Statue coming to town
PUBLISHED: 21:00 21 August 2002 | UPDATED: 12:30 03 March 2010
ONE of Ipswich's most famous religious sites is to be remembered with a new permanent home.
The Shrine of Our Lady of Grace, a modern successor to the medieval shrine that attracted kings and queens to Ipswich, will be dedicated in a special ceremony at St Mary at the Elms later this month.
IPSWICH'S most famous religious shrines is to be remembered with a new permanent home.
The Shrine of Our Lady of Grace, a modern successor to the medieval statue that attracted kings and queens to Ipswich, will be dedicated in a special ceremony at St Mary at the Elms later this month.
The shrine to Mary – an important figure of Catholic worship – drew thousands of pilgrims, including kings Edward I, Henry VIII and his first wife Catherine of Aragon.
However the statue of Mary, the mother of Jesus, was reported to be destroyed when England became a Protestant country – and symbols of its Catholic past were frowned upon.
Legend states that a band of Italian sailors saved the oak carving from the flames and taken it back to the fishing village of Nettuno, near Rome, where it stands today.
All-faith organisation Merymemana chose St Mary at the Elms as it is the parish church for Lady Lane, the former site of the shrine that gave the thoroughfare near the Town Hall its name.

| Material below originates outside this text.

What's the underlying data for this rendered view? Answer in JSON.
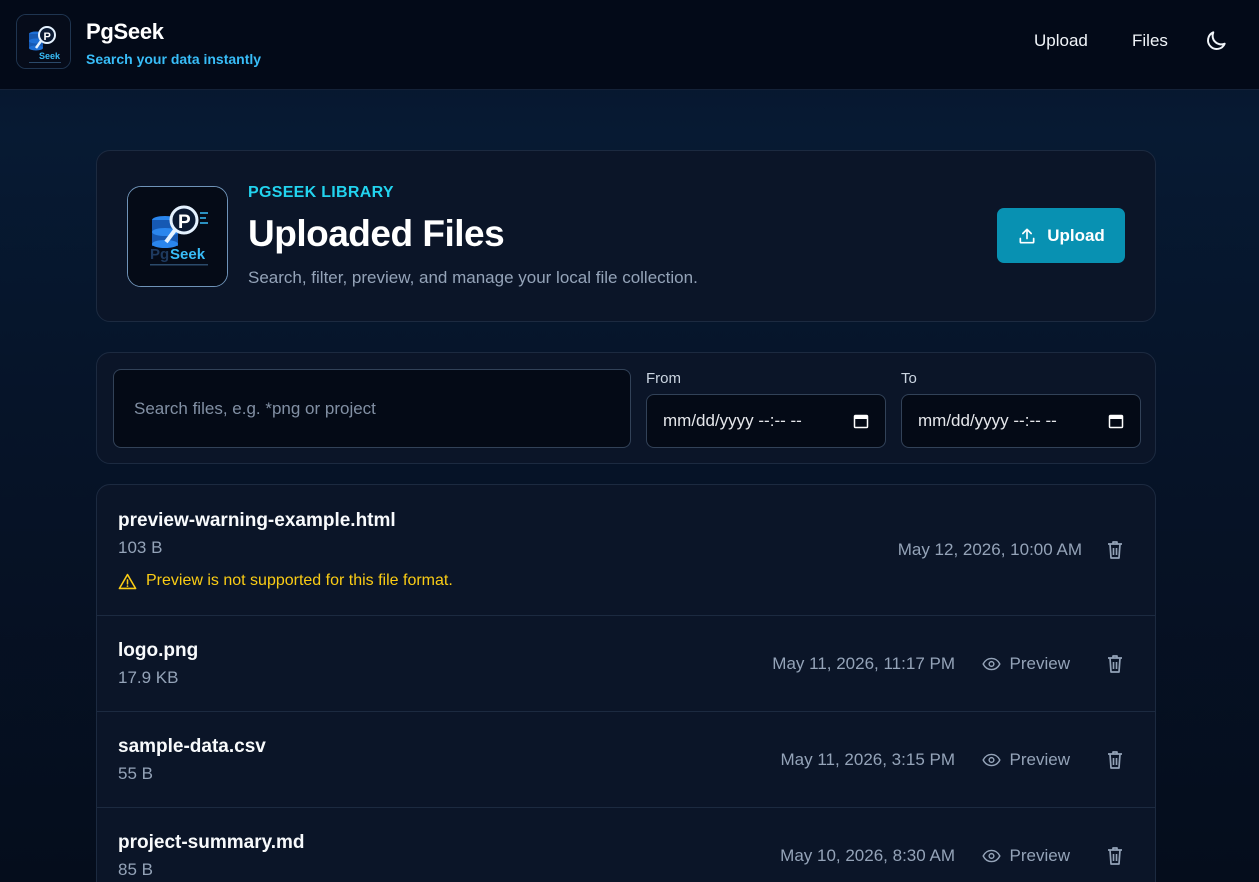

A modern carving, created by Robert Mellamphy, will take pride of place in the shrine.
Bishop of St Edmundsbury and Ipswich Richard Lewis will lead the service to which the leaders of all the main churches in town and Ipswich mosque have been invited.
Nick Clarke, spokesman for the Diocese of St Edmundsbury & Ipswich, said: "It's wonderful that such an important piece of history is returning to Suffolk in the form of this new statue.

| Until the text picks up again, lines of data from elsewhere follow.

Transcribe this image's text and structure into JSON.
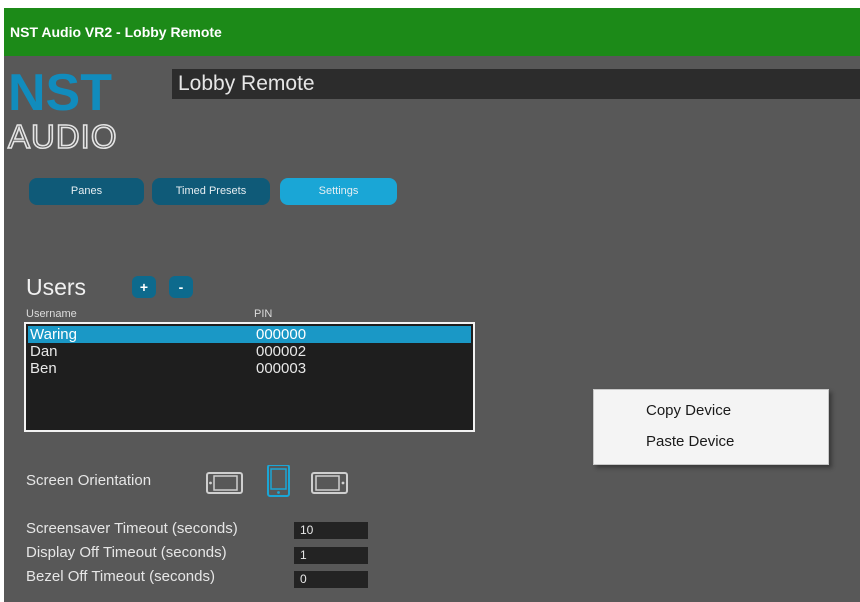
{
  "window": {
    "title": "NST Audio VR2 - Lobby Remote"
  },
  "logo": {
    "line1": "NST",
    "line2": "AUDIO"
  },
  "device_name": "Lobby Remote",
  "tabs": [
    {
      "label": "Panes",
      "active": false
    },
    {
      "label": "Timed Presets",
      "active": false
    },
    {
      "label": "Settings",
      "active": true
    }
  ],
  "users": {
    "title": "Users",
    "add_label": "+",
    "remove_label": "-",
    "columns": {
      "username": "Username",
      "pin": "PIN"
    },
    "rows": [
      {
        "username": "Waring",
        "pin": "000000",
        "selected": true
      },
      {
        "username": "Dan",
        "pin": "000002",
        "selected": false
      },
      {
        "username": "Ben",
        "pin": "000003",
        "selected": false
      }
    ]
  },
  "context_menu": {
    "items": [
      "Copy Device",
      "Paste Device"
    ]
  },
  "screen_orientation": {
    "label": "Screen Orientation",
    "options": [
      "landscape-left-icon",
      "portrait-icon",
      "landscape-right-icon"
    ],
    "selected": "portrait-icon"
  },
  "timeouts": [
    {
      "label": "Screensaver Timeout (seconds)",
      "value": "10"
    },
    {
      "label": "Display Off Timeout (seconds)",
      "value": "1"
    },
    {
      "label": "Bezel Off Timeout (seconds)",
      "value": "0"
    }
  ],
  "colors": {
    "titlebar": "#1c8a18",
    "panel": "#585858",
    "accent": "#1aa6d6",
    "tab_dark": "#0f5a78"
  }
}
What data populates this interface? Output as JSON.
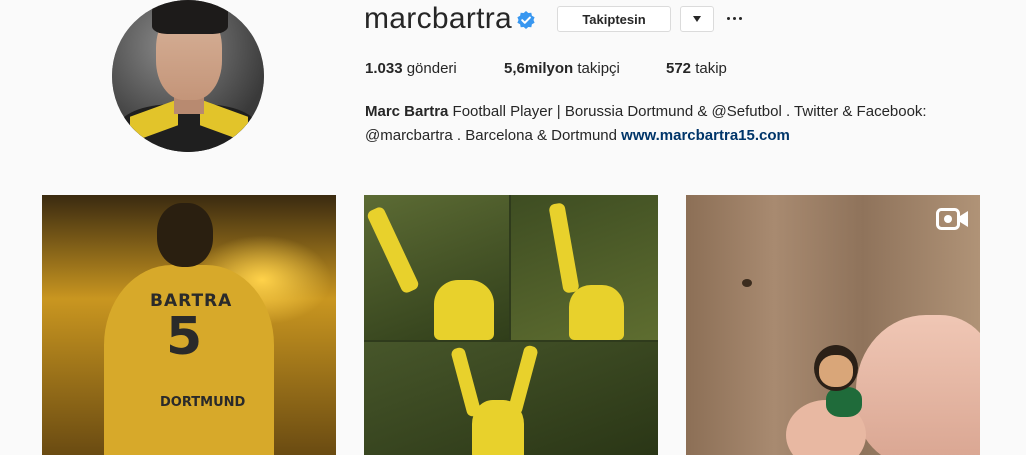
{
  "profile": {
    "username": "marcbartra",
    "verified": true,
    "follow_button": "Takiptesin",
    "dropdown_icon": "caret-down-icon",
    "more_icon": "ellipsis-icon",
    "stats": {
      "posts_count": "1.033",
      "posts_label": "gönderi",
      "followers_count": "5,6milyon",
      "followers_label": "takipçi",
      "following_count": "572",
      "following_label": "takip"
    },
    "bio": {
      "full_name": "Marc Bartra",
      "text_line1": " Football Player | Borussia Dortmund & @Sefutbol . Twitter & Facebook:",
      "text_line2": "@marcbartra . Barcelona & Dortmund ",
      "website": "www.marcbartra15.com"
    }
  },
  "posts": [
    {
      "kind": "photo",
      "jersey_name": "BARTRA",
      "jersey_number": "5",
      "jersey_club": "DORTMUND"
    },
    {
      "kind": "photo-collage"
    },
    {
      "kind": "video",
      "icon": "video-camera-icon"
    }
  ],
  "colors": {
    "background": "#fafafa",
    "text": "#262626",
    "link": "#003569",
    "verified_badge": "#3897f0",
    "border": "#dbdbdb"
  }
}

"For Anglo-Catholics it's very important that they have something that marks this period of history when many people came on pilgramage to Ipswich."
The earliest record of a royal visiting the shrine was on January 8, 1297, when Edward I attended his daughter Princess Elizabeth's wedding in Ipswich

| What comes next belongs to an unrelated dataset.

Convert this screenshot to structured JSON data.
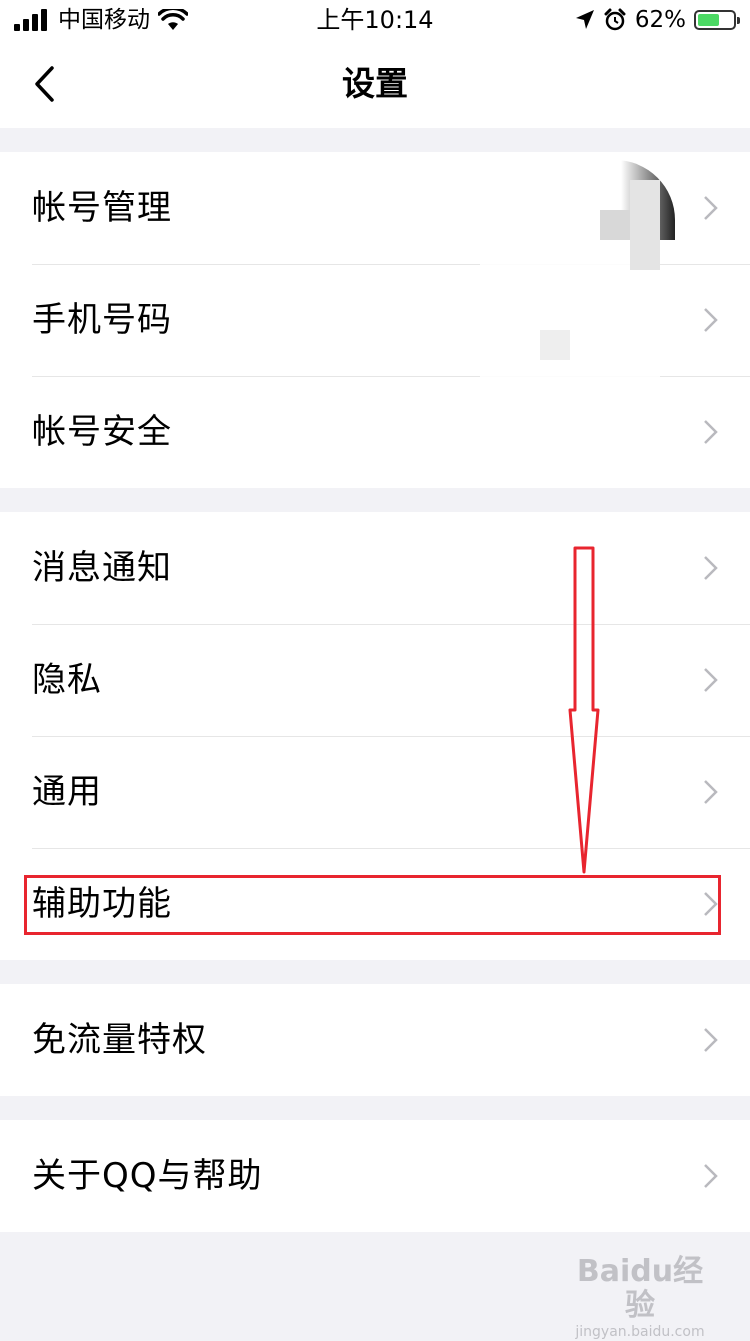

Local lad Cardinal Wolsey also made the pilgrimage back home to pay his respects in the 16th century
Some reports suggest that the carving was sold to the village of Nettuno – its design shows it to be clearly English in origin
The statue was seriously damaged during the Second World War. Nettuno lies near Anzio which saw some of the heaviest fighting of the war.